“Jon and his family drive into the parking lot of the church and are immediately impressed by what they see.  The building though not large or even new, is obviously well cared for, right down to the lawn.  Everyone is entering through the main front door, where a nice-looking couple about Jon and Liz’s age is speaking warmly to each person and handing him or her some kind of program.  (You might call it a bulletin, but since Jon and Liz are unchurched, they are more likely to think of it as a program.)  Once through the front door themselves, where they are welcomed with a smile and a “Glad you are here,” Liz immediately spots two signs telling her exactly what she needs to know: One points the way to the restroom that her four-year-old urgently needs, and the other points toward the child-care area.  After stop number one, Jon, Liz and the kids check the child-care sign again and start in the direction it’s pointing.  A volunteer spots them and offers to lead them directly to the right place for each of their children.  When the kids have been dropped off, Jon notices the smell of coffee and donuts wafting towards him.  He turns to discover a table piled with Krispy Kreme boxes, fruit and coffee.  He and Liz exchange pleasantly surprised glances, and then each grab a donut and a cup of coffee and start timidly toward one of the aisles.  Immediately, another volunteer pops up and directs them to two open seats. “

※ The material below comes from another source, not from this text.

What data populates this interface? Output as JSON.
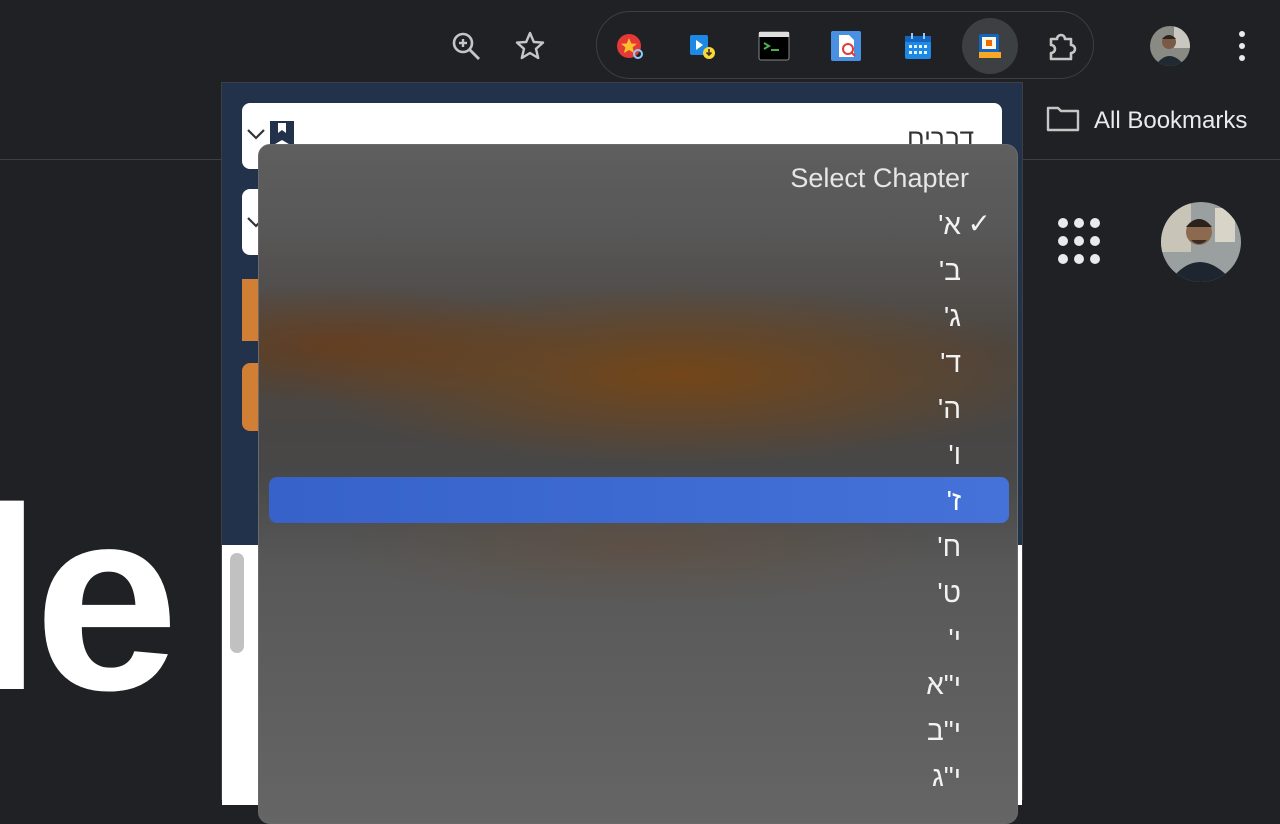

Wouldn’t it be amazing if every visitor could have an experience like this?  I would even be impressed if 1 out of 50 visitors had this kind of perfect experience.  Do we have this goal in mind?  I cannot help but think of the growth in churches if every interaction with visitors went like this.

Have you ever had a perfect visiting experience like this?

Have you ever helped a visitor have an experience like this?

While I was reading this I answered those two questions myself, and I began to wonder if my experiences as a guest truly shape how I interact with guests.  Do my experiences affect how I treat a new visitor at my church?  On Sunday mornings do I remember what it was like to be a visitor?

I am afraid that I do not.  I am afraid that on Sunday mornings I get busy and in a church groove which prevents me from noticing visitors and thinking about how they feel.

This scenario should be the goal, but it will not happen without intentional actions of the congregation to make sure that it does.